Addicting Games and How to Protect Our Children From Them
Nobody would claim that addiction is a good thing to be promoting but if you type in the words ‘addicting games‘ into a search engine you could be forgiven for thinking that encouraging addiction is the purpose of video game design – or at least a harmless side effect. Developers fall over themselves to claim they have created the most addictive game ever while players rave about the games they just couldn’t quit. There is even a website called addictinggames.com, proving just how much addicting games have become normalised.
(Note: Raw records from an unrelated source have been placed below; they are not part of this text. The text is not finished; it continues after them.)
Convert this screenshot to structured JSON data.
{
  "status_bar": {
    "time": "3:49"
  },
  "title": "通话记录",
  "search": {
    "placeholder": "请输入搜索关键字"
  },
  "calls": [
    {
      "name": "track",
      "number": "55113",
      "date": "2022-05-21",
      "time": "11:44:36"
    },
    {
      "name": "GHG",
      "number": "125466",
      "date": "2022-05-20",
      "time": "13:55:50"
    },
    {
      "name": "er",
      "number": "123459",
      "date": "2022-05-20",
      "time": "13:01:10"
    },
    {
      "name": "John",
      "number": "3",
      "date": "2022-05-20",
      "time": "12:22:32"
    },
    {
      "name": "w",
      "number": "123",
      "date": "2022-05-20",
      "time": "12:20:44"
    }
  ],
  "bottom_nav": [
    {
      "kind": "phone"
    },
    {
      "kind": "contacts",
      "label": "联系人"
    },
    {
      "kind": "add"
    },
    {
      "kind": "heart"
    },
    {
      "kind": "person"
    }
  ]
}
Of course, video games are entertaining and stimulating and few people would want to ban them. However, something that is fine in moderation can be harmful in excess. If responsible organisations don’t encourage sensible gaming limits and parents don’t enforce those limits there is a real danger that our young people will grow up just as dependent on video games as alcoholics or drug users are to their fix.
The Harmful Effects of Addicting Games
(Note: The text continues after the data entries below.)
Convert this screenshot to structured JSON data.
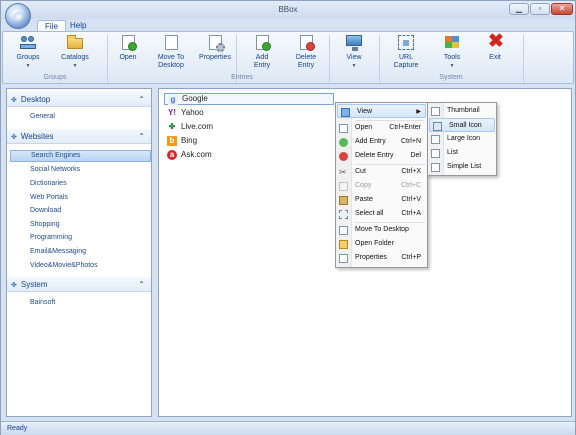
{
  "window": {
    "title": "BBox"
  },
  "tabs": [
    "File",
    "Help"
  ],
  "ribbon": {
    "groups_group": {
      "label": "Groups",
      "buttons": [
        {
          "label": "Groups"
        },
        {
          "label": "Catalogs"
        }
      ]
    },
    "entries_group": {
      "label": "Entries",
      "buttons": [
        {
          "label": "Open"
        },
        {
          "label": "Move To",
          "label2": "Desktop"
        },
        {
          "label": "Properties"
        },
        {
          "label": "Add",
          "label2": "Entry"
        },
        {
          "label": "Delete",
          "label2": "Entry"
        },
        {
          "label": "View"
        }
      ]
    },
    "system_group": {
      "label": "System",
      "buttons": [
        {
          "label": "URL",
          "label2": "Capture"
        },
        {
          "label": "Tools"
        },
        {
          "label": "Exit"
        }
      ]
    }
  },
  "sidebar": {
    "sections": [
      {
        "title": "Desktop",
        "items": [
          "General"
        ]
      },
      {
        "title": "Websites",
        "items": [
          "Search Engines",
          "Social Networks",
          "Dictionaries",
          "Web Portals",
          "Download",
          "Shopping",
          "Programming",
          "Email&Messaging",
          "Video&Movie&Photos"
        ]
      },
      {
        "title": "System",
        "items": [
          "Bainsoft"
        ]
      }
    ],
    "selected": "Search Engines"
  },
  "entries": [
    {
      "label": "Google",
      "icon": "google-icon",
      "color": "#3f6fd8"
    },
    {
      "label": "Yahoo",
      "icon": "yahoo-icon",
      "color": "#7b1fa2"
    },
    {
      "label": "Live.com",
      "icon": "windows-live-icon",
      "color": "#2b8a3e"
    },
    {
      "label": "Bing",
      "icon": "bing-icon",
      "color": "#f39c12"
    },
    {
      "label": "Ask.com",
      "icon": "ask-icon",
      "color": "#d62828"
    }
  ],
  "context_menu": {
    "items": [
      {
        "label": "View",
        "shortcut": "",
        "submenu": true
      },
      {
        "label": "Open",
        "shortcut": "Ctrl+Enter"
      },
      {
        "label": "Add Entry",
        "shortcut": "Ctrl+N"
      },
      {
        "label": "Delete Entry",
        "shortcut": "Del"
      },
      {
        "label": "Cut",
        "shortcut": "Ctrl+X"
      },
      {
        "label": "Copy",
        "shortcut": "Ctrl+C",
        "disabled": true
      },
      {
        "label": "Paste",
        "shortcut": "Ctrl+V"
      },
      {
        "label": "Select all",
        "shortcut": "Ctrl+A"
      },
      {
        "label": "Move To Desktop",
        "shortcut": ""
      },
      {
        "label": "Open Folder",
        "shortcut": ""
      },
      {
        "label": "Properties",
        "shortcut": "Ctrl+P"
      }
    ]
  },
  "view_submenu": {
    "items": [
      "Thumbnail",
      "Small Icon",
      "Large Icon",
      "List",
      "Simple List"
    ],
    "highlighted": "Small Icon"
  },
  "status": {
    "text": "Ready"
  },
  "colors": {
    "accent": "#15428b",
    "selection": "#c6dcf6",
    "exit": "#d2261c"
  }
}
One of the reasons the effect of addicting games is downplayed is due to the lack of an obvious addictive substance. But our brains contain their own store of neurochemicals that are stimulated by our behaviours. While the dopamine system is associated with compulsive behaviours, the opiate system can give us a kick when we achieve a desired goal. By keeping us coming back for more and rewarding us with spikes of achievement, addicting games can affect our brain chemistry in similar ways to substance abuse.
For children, the effects of excessive gaming can be serious. Mild levels of addiction can cause them to stay up too late, depriving them of the sleep needed to focus on school work. Any attempt to curtail their game time can lead to angry outbursts and sulking, disrupting relationships at home.
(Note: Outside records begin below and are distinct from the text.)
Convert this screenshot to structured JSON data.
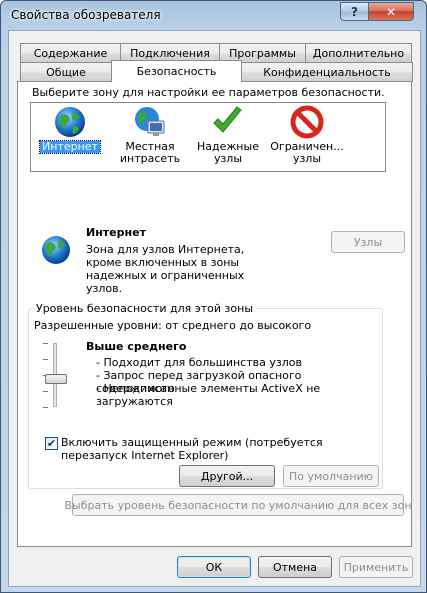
{
  "window": {
    "title": "Свойства обозревателя",
    "help_glyph": "?",
    "close_glyph": "✕"
  },
  "tabs_back": [
    "Содержание",
    "Подключения",
    "Программы",
    "Дополнительно"
  ],
  "tabs_front": [
    "Общие",
    "Безопасность",
    "Конфиденциальность"
  ],
  "active_tab": "Безопасность",
  "security": {
    "zone_prompt": "Выберите зону для настройки ее параметров безопасности.",
    "zones": [
      {
        "label": "Интернет",
        "icon": "globe-icon",
        "selected": true
      },
      {
        "label": "Местная интрасеть",
        "icon": "intranet-icon",
        "selected": false
      },
      {
        "label": "Надежные узлы",
        "icon": "checkmark-icon",
        "selected": false
      },
      {
        "label": "Ограничен... узлы",
        "icon": "restricted-icon",
        "selected": false
      }
    ],
    "zone_title": "Интернет",
    "zone_description": "Зона для узлов Интернета, кроме включенных в зоны надежных и ограниченных узлов.",
    "sites_button": "Узлы",
    "level_group_title": "Уровень безопасности для этой зоны",
    "allowed_levels": "Разрешенные уровни: от среднего до высокого",
    "level_name": "Выше среднего",
    "level_details": [
      "- Подходит для большинства узлов",
      "- Запрос перед загрузкой опасного содержимого",
      "- Неподписанные элементы ActiveX не загружаются"
    ],
    "protected_mode_label": "Включить защищенный режим (потребуется перезапуск Internet Explorer)",
    "protected_mode_checked": true,
    "custom_button": "Другой...",
    "default_button": "По умолчанию",
    "reset_all_button": "Выбрать уровень безопасности по умолчанию для всех зон"
  },
  "footer": {
    "ok": "ОК",
    "cancel": "Отмена",
    "apply": "Применить"
  },
  "colors": {
    "selection": "#3399ff",
    "restricted_red": "#d8261c",
    "trusted_green": "#3cae2a"
  }
}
In serious cases, addicting games can lead to problems with nutrition, personal hygiene and mental health with negative behaviours such as anger and violence spiralling out of control.
5 Step Strategy to Wean your Child off Addicting Games
To protect our children from addictive games, parents need to implement controls as early as possible. If you are worried that your child is becoming addicted to gaming, you should get started on these straight away.
- Set Reasonable Time Limits
Opinions vary as to how much gaming time is reasonable but setting any limit is better than none. Rather than unplug a computer or games console when the time is up, it is better to be firm but fair and allow the young person to play until the next opportunity they have to save their progress. In a non-limited game (like standard Minecraft), a ten minute warning should be sufficient. Some young people will try and convince you that they will lose their progress unless you allow them to ‘finish the level.’ This is unlikely to be the case so be prepared to put your foot down if they keep dragging out their playing time.
- Allow Game Time as a Reward
If your child is gaming on their phone or console before you’ve hardly had a chance to greet them from school, create a new rule that they have to complete their homework or, if they have none, a chore before they can start gaming. Expect resistance at first but be firm and you should be able to change that pattern of behaviour.
- Insist on Outdoor Activities
Excessive gaming can lead to isolation from the real world and deprive children of exercise and healthy exposure to the outdoors. Insist that they have some daily exercise – even if it is just for half an hour. Remind them that visiting a mate’s house to play games doesn’t count.
- Be Firm and Consistent
This is probably the hardest step because it requires setting clear boundaries and not letting things slide. If your young person won’t abide by the new rules, warn them that they face having their phone or console confiscated and being grounded (if they simply go to a friends to play). There is likely to be shouting and sulking but if you remain firm you should soon see results.
- Get Help
If the above strategy leads to extreme anger, violence, deceit or distress, addiction could already require professional help. Speak to your GP about your concerns and they may refer you to a source of appropriate help such as CAMHS.
It is also a good idea to talk to your school about booking a 2020 Dreams Addiction Workshop. As an independent voice using the latest proven educational techniques, we can often get the message through where other tactics have failed.
To book an Addiction Workshop or one of our other Life, Crime & Social Survival workshops call us on 0800 471 4983 or email firstname.lastname@example.org